## Task details
All records should be written out again exactly.

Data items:
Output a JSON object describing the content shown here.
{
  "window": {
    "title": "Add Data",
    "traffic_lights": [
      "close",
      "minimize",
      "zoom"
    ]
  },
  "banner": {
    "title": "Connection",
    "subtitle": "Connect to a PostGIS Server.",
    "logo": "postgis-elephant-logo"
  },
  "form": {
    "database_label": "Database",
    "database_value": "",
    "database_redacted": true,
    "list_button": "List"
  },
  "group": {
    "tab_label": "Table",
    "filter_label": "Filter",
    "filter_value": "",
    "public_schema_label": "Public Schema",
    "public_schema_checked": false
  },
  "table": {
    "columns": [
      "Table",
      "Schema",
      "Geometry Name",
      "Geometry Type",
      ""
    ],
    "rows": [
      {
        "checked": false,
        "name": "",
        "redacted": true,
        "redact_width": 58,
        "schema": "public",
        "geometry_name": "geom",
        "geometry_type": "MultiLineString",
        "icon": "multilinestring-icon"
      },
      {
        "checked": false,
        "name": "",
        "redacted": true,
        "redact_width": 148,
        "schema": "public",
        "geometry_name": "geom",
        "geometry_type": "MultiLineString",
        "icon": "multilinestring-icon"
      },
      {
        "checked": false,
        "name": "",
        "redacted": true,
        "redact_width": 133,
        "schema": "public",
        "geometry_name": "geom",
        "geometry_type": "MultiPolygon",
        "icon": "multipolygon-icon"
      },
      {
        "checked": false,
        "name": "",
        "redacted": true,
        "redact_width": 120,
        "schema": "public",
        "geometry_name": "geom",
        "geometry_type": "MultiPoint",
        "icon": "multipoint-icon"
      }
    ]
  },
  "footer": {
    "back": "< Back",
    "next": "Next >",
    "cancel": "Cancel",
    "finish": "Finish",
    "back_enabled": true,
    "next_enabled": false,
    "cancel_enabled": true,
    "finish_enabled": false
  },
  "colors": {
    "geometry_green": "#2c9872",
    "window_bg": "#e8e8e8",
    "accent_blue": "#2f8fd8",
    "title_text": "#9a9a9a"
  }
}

## Answer to this exercise
Output a JSON object describing the content shown here.
{
  "window": {
    "title": "Add Data",
    "traffic_lights": [
      "close",
      "minimize",
      "zoom"
    ]
  },
  "banner": {
    "title": "Connection",
    "subtitle": "Connect to a PostGIS Server.",
    "logo": "postgis-elephant-logo"
  },
  "form": {
    "database_label": "Database",
    "database_value": "",
    "database_redacted": true,
    "list_button": "List"
  },
  "group": {
    "tab_label": "Table",
    "filter_label": "Filter",
    "filter_value": "",
    "public_schema_label": "Public Schema",
    "public_schema_checked": false
  },
  "table": {
    "columns": [
      "Table",
      "Schema",
      "Geometry Name",
      "Geometry Type",
      ""
    ],
    "rows": [
      {
        "checked": false,
        "name": "",
        "redacted": true,
        "redact_width": 58,
        "schema": "public",
        "geometry_name": "geom",
        "geometry_type": "MultiLineString",
        "icon": "multilinestring-icon"
      },
      {
        "checked": false,
        "name": "",
        "redacted": true,
        "redact_width": 148,
        "schema": "public",
        "geometry_name": "geom",
        "geometry_type": "MultiLineString",
        "icon": "multilinestring-icon"
      },
      {
        "checked": false,
        "name": "",
        "redacted": true,
        "redact_width": 133,
        "schema": "public",
        "geometry_name": "geom",
        "geometry_type": "MultiPolygon",
        "icon": "multipolygon-icon"
      },
      {
        "checked": false,
        "name": "",
        "redacted": true,
        "redact_width": 120,
        "schema": "public",
        "geometry_name": "geom",
        "geometry_type": "MultiPoint",
        "icon": "multipoint-icon"
      }
    ]
  },
  "footer": {
    "back": "< Back",
    "next": "Next >",
    "cancel": "Cancel",
    "finish": "Finish",
    "back_enabled": true,
    "next_enabled": false,
    "cancel_enabled": true,
    "finish_enabled": false
  },
  "colors": {
    "geometry_green": "#2c9872",
    "window_bg": "#e8e8e8",
    "accent_blue": "#2f8fd8",
    "title_text": "#9a9a9a"
  }
}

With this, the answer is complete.